§ WHAT IS REQUIRED
Reproduce the records below exactly as they appear.
╭─ DATASET ENTRIES
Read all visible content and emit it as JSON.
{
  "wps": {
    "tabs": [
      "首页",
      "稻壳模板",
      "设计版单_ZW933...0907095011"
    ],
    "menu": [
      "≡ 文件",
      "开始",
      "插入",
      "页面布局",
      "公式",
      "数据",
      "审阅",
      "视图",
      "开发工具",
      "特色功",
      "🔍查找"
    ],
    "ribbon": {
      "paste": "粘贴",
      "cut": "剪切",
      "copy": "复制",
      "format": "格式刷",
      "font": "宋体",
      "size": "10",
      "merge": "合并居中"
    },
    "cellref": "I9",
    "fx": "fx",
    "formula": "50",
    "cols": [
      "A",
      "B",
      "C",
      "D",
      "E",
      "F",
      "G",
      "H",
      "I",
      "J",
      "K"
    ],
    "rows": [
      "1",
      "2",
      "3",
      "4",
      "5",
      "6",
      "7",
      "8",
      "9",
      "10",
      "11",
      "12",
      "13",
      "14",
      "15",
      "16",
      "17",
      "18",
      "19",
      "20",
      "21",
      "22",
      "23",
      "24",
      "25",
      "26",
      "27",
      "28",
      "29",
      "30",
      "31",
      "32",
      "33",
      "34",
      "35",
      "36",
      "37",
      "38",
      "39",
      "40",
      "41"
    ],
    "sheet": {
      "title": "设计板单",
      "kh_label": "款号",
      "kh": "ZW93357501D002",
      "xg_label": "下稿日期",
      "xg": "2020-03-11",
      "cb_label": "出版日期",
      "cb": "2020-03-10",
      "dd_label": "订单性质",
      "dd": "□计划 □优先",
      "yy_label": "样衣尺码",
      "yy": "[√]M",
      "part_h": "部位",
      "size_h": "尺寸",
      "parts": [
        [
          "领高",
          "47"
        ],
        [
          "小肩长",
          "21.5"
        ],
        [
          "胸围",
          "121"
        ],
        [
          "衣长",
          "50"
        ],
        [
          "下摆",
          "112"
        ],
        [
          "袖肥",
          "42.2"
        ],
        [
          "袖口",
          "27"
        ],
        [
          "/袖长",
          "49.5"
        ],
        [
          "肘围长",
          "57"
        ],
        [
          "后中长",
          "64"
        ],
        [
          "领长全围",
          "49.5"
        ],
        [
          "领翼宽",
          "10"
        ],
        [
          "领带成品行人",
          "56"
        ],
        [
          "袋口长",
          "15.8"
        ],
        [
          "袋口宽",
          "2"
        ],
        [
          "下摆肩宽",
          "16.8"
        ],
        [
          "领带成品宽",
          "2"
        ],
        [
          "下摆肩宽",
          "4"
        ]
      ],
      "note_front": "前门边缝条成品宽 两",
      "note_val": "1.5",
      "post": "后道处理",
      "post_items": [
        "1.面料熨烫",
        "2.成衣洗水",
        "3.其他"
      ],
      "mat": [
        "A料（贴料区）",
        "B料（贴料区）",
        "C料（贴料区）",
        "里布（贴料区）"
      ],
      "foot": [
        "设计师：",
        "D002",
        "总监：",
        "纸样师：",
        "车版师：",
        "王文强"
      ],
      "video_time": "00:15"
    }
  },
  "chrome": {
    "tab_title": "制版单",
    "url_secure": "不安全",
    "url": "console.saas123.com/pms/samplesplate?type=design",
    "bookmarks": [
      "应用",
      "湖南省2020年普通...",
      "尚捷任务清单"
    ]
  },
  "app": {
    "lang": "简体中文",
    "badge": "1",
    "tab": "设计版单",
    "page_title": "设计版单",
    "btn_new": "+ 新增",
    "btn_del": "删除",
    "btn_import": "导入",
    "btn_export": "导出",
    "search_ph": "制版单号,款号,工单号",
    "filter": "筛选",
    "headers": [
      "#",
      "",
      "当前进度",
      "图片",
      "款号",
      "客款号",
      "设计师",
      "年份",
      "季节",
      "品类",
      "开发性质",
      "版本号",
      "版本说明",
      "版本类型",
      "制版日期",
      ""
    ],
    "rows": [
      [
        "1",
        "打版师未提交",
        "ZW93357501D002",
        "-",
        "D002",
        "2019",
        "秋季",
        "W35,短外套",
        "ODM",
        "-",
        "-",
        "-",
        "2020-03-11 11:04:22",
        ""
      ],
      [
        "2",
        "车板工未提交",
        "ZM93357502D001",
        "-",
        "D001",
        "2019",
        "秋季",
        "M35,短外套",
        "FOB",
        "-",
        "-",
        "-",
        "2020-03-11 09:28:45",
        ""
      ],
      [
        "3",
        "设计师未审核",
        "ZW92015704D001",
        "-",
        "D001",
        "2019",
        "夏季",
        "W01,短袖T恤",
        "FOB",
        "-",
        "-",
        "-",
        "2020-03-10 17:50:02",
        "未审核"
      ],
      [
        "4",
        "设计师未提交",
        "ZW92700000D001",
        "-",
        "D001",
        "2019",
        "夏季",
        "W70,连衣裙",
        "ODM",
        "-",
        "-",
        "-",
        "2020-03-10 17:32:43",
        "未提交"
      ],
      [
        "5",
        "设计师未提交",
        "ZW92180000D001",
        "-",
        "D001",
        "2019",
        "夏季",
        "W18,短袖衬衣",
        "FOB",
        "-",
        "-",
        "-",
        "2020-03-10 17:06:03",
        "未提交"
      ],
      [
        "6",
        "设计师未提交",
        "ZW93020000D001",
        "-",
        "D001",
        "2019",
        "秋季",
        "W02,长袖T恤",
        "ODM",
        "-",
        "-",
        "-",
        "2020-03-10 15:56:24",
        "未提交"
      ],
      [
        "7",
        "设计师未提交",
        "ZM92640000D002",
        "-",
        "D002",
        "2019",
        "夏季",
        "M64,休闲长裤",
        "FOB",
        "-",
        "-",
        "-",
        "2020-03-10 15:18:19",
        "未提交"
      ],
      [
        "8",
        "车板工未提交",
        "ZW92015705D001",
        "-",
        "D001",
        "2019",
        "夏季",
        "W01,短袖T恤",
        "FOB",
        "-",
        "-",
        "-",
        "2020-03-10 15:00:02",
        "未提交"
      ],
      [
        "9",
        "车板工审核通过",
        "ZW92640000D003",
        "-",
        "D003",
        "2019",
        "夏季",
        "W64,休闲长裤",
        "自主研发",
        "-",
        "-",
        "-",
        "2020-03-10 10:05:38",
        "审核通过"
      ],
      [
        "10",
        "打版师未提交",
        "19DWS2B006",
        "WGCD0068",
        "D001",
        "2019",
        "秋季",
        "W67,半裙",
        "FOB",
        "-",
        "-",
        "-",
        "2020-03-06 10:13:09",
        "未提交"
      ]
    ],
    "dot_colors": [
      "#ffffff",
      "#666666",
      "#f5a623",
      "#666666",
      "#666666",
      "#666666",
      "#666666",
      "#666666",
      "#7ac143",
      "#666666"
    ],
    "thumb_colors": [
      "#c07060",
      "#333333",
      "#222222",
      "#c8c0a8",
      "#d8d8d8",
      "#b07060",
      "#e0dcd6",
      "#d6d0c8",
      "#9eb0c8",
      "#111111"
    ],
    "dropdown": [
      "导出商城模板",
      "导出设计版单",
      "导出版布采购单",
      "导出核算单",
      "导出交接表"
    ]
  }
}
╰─
§ COMPLETED TASK
Read all visible content and emit it as JSON.
{
  "wps": {
    "tabs": [
      "首页",
      "稻壳模板",
      "设计版单_ZW933...0907095011"
    ],
    "menu": [
      "≡ 文件",
      "开始",
      "插入",
      "页面布局",
      "公式",
      "数据",
      "审阅",
      "视图",
      "开发工具",
      "特色功",
      "🔍查找"
    ],
    "ribbon": {
      "paste": "粘贴",
      "cut": "剪切",
      "copy": "复制",
      "format": "格式刷",
      "font": "宋体",
      "size": "10",
      "merge": "合并居中"
    },
    "cellref": "I9",
    "fx": "fx",
    "formula": "50",
    "cols": [
      "A",
      "B",
      "C",
      "D",
      "E",
      "F",
      "G",
      "H",
      "I",
      "J",
      "K"
    ],
    "rows": [
      "1",
      "2",
      "3",
      "4",
      "5",
      "6",
      "7",
      "8",
      "9",
      "10",
      "11",
      "12",
      "13",
      "14",
      "15",
      "16",
      "17",
      "18",
      "19",
      "20",
      "21",
      "22",
      "23",
      "24",
      "25",
      "26",
      "27",
      "28",
      "29",
      "30",
      "31",
      "32",
      "33",
      "34",
      "35",
      "36",
      "37",
      "38",
      "39",
      "40",
      "41"
    ],
    "sheet": {
      "title": "设计板单",
      "kh_label": "款号",
      "kh": "ZW93357501D002",
      "xg_label": "下稿日期",
      "xg": "2020-03-11",
      "cb_label": "出版日期",
      "cb": "2020-03-10",
      "dd_label": "订单性质",
      "dd": "□计划 □优先",
      "yy_label": "样衣尺码",
      "yy": "[√]M",
      "part_h": "部位",
      "size_h": "尺寸",
      "parts": [
        [
          "领高",
          "47"
        ],
        [
          "小肩长",
          "21.5"
        ],
        [
          "胸围",
          "121"
        ],
        [
          "衣长",
          "50"
        ],
        [
          "下摆",
          "112"
        ],
        [
          "袖肥",
          "42.2"
        ],
        [
          "袖口",
          "27"
        ],
        [
          "/袖长",
          "49.5"
        ],
        [
          "肘围长",
          "57"
        ],
        [
          "后中长",
          "64"
        ],
        [
          "领长全围",
          "49.5"
        ],
        [
          "领翼宽",
          "10"
        ],
        [
          "领带成品行人",
          "56"
        ],
        [
          "袋口长",
          "15.8"
        ],
        [
          "袋口宽",
          "2"
        ],
        [
          "下摆肩宽",
          "16.8"
        ],
        [
          "领带成品宽",
          "2"
        ],
        [
          "下摆肩宽",
          "4"
        ]
      ],
      "note_front": "前门边缝条成品宽 两",
      "note_val": "1.5",
      "post": "后道处理",
      "post_items": [
        "1.面料熨烫",
        "2.成衣洗水",
        "3.其他"
      ],
      "mat": [
        "A料（贴料区）",
        "B料（贴料区）",
        "C料（贴料区）",
        "里布（贴料区）"
      ],
      "foot": [
        "设计师：",
        "D002",
        "总监：",
        "纸样师：",
        "车版师：",
        "王文强"
      ],
      "video_time": "00:15"
    }
  },
  "chrome": {
    "tab_title": "制版单",
    "url_secure": "不安全",
    "url": "console.saas123.com/pms/samplesplate?type=design",
    "bookmarks": [
      "应用",
      "湖南省2020年普通...",
      "尚捷任务清单"
    ]
  },
  "app": {
    "lang": "简体中文",
    "badge": "1",
    "tab": "设计版单",
    "page_title": "设计版单",
    "btn_new": "+ 新增",
    "btn_del": "删除",
    "btn_import": "导入",
    "btn_export": "导出",
    "search_ph": "制版单号,款号,工单号",
    "filter": "筛选",
    "headers": [
      "#",
      "",
      "当前进度",
      "图片",
      "款号",
      "客款号",
      "设计师",
      "年份",
      "季节",
      "品类",
      "开发性质",
      "版本号",
      "版本说明",
      "版本类型",
      "制版日期",
      ""
    ],
    "rows": [
      [
        "1",
        "打版师未提交",
        "ZW93357501D002",
        "-",
        "D002",
        "2019",
        "秋季",
        "W35,短外套",
        "ODM",
        "-",
        "-",
        "-",
        "2020-03-11 11:04:22",
        ""
      ],
      [
        "2",
        "车板工未提交",
        "ZM93357502D001",
        "-",
        "D001",
        "2019",
        "秋季",
        "M35,短外套",
        "FOB",
        "-",
        "-",
        "-",
        "2020-03-11 09:28:45",
        ""
      ],
      [
        "3",
        "设计师未审核",
        "ZW92015704D001",
        "-",
        "D001",
        "2019",
        "夏季",
        "W01,短袖T恤",
        "FOB",
        "-",
        "-",
        "-",
        "2020-03-10 17:50:02",
        "未审核"
      ],
      [
        "4",
        "设计师未提交",
        "ZW92700000D001",
        "-",
        "D001",
        "2019",
        "夏季",
        "W70,连衣裙",
        "ODM",
        "-",
        "-",
        "-",
        "2020-03-10 17:32:43",
        "未提交"
      ],
      [
        "5",
        "设计师未提交",
        "ZW92180000D001",
        "-",
        "D001",
        "2019",
        "夏季",
        "W18,短袖衬衣",
        "FOB",
        "-",
        "-",
        "-",
        "2020-03-10 17:06:03",
        "未提交"
      ],
      [
        "6",
        "设计师未提交",
        "ZW93020000D001",
        "-",
        "D001",
        "2019",
        "秋季",
        "W02,长袖T恤",
        "ODM",
        "-",
        "-",
        "-",
        "2020-03-10 15:56:24",
        "未提交"
      ],
      [
        "7",
        "设计师未提交",
        "ZM92640000D002",
        "-",
        "D002",
        "2019",
        "夏季",
        "M64,休闲长裤",
        "FOB",
        "-",
        "-",
        "-",
        "2020-03-10 15:18:19",
        "未提交"
      ],
      [
        "8",
        "车板工未提交",
        "ZW92015705D001",
        "-",
        "D001",
        "2019",
        "夏季",
        "W01,短袖T恤",
        "FOB",
        "-",
        "-",
        "-",
        "2020-03-10 15:00:02",
        "未提交"
      ],
      [
        "9",
        "车板工审核通过",
        "ZW92640000D003",
        "-",
        "D003",
        "2019",
        "夏季",
        "W64,休闲长裤",
        "自主研发",
        "-",
        "-",
        "-",
        "2020-03-10 10:05:38",
        "审核通过"
      ],
      [
        "10",
        "打版师未提交",
        "19DWS2B006",
        "WGCD0068",
        "D001",
        "2019",
        "秋季",
        "W67,半裙",
        "FOB",
        "-",
        "-",
        "-",
        "2020-03-06 10:13:09",
        "未提交"
      ]
    ],
    "dot_colors": [
      "#ffffff",
      "#666666",
      "#f5a623",
      "#666666",
      "#666666",
      "#666666",
      "#666666",
      "#666666",
      "#7ac143",
      "#666666"
    ],
    "thumb_colors": [
      "#c07060",
      "#333333",
      "#222222",
      "#c8c0a8",
      "#d8d8d8",
      "#b07060",
      "#e0dcd6",
      "#d6d0c8",
      "#9eb0c8",
      "#111111"
    ],
    "dropdown": [
      "导出商城模板",
      "导出设计版单",
      "导出版布采购单",
      "导出核算单",
      "导出交接表"
    ]
  }
}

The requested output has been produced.